REQUIREMENT
Look over the entries that follow. Report how many lines contain "preview", with nothing else.

EXERCISE DATA

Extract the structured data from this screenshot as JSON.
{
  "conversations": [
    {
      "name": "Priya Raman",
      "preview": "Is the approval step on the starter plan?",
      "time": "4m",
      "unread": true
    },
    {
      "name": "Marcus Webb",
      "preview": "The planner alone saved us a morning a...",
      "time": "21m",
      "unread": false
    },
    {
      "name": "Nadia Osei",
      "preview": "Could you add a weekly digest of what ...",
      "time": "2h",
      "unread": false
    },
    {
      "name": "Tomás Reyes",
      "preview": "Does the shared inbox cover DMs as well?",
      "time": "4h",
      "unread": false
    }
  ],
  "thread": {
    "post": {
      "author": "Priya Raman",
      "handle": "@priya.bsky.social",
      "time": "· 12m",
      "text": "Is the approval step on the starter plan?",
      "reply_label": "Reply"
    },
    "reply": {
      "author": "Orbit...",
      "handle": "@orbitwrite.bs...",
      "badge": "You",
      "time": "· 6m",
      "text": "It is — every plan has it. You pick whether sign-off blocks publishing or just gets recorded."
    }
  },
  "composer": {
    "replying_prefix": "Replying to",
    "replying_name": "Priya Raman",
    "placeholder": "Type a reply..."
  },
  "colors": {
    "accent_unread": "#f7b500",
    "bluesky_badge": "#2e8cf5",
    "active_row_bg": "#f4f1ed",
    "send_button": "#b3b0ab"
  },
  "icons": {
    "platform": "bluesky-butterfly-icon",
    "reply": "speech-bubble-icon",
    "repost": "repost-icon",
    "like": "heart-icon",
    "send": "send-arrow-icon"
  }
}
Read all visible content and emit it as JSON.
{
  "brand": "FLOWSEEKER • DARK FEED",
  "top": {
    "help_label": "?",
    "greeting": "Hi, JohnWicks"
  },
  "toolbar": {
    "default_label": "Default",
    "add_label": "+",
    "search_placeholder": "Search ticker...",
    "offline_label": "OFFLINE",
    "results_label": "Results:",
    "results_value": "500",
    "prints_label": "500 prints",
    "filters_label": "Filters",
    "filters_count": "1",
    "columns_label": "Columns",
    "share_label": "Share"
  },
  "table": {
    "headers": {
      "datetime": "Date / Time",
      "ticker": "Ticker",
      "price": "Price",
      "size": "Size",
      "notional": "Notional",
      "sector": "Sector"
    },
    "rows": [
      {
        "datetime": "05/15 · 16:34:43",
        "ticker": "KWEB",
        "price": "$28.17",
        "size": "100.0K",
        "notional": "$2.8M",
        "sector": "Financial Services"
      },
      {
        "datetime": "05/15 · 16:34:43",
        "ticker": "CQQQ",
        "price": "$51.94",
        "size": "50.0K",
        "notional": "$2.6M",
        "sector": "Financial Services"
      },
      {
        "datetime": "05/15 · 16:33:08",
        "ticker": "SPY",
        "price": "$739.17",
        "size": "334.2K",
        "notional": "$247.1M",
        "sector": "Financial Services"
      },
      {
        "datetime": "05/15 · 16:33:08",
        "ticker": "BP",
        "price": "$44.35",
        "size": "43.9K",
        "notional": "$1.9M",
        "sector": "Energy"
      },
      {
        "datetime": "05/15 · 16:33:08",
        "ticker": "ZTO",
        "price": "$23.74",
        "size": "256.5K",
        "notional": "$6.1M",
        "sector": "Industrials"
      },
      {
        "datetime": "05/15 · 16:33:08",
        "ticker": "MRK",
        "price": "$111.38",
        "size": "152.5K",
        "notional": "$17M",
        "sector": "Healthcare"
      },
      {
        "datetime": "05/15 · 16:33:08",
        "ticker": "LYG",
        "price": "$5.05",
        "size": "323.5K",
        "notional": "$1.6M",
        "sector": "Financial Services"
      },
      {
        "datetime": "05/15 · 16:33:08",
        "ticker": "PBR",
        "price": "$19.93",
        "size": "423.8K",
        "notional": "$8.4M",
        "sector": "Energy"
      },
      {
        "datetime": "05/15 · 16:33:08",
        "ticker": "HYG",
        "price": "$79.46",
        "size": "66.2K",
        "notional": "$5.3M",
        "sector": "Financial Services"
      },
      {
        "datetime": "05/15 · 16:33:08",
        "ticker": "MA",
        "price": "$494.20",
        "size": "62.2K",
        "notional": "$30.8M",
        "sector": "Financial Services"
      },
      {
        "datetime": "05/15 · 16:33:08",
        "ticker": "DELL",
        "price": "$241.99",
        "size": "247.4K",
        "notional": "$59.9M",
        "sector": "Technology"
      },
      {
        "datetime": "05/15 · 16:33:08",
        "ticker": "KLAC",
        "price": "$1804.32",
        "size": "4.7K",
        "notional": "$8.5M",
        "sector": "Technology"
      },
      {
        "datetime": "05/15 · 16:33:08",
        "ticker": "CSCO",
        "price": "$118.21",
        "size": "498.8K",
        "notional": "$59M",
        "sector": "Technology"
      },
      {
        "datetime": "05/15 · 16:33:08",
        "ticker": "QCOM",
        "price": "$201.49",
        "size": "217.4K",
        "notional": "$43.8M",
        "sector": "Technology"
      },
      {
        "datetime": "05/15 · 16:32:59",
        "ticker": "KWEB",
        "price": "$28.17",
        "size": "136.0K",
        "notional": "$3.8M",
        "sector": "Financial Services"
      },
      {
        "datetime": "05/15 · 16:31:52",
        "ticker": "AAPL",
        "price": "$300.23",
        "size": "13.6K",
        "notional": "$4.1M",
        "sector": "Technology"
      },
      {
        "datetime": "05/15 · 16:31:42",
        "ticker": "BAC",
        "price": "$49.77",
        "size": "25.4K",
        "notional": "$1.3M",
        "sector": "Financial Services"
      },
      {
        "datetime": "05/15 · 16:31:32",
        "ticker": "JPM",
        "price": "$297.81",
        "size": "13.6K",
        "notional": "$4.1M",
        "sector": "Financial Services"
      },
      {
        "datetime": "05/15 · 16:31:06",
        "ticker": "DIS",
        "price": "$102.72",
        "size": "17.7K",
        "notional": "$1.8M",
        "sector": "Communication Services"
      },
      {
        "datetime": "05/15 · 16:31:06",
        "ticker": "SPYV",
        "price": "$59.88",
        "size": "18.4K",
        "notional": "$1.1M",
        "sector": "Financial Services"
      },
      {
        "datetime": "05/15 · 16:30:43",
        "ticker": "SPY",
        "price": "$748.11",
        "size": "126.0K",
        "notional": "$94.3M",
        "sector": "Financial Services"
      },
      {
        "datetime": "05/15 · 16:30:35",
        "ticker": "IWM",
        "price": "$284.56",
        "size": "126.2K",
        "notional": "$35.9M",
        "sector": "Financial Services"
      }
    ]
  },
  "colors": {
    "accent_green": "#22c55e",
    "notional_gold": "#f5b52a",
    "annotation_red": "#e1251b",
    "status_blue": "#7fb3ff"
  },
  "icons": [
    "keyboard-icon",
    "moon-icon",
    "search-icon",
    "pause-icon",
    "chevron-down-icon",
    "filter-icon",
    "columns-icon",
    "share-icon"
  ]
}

ANSWER AREA
4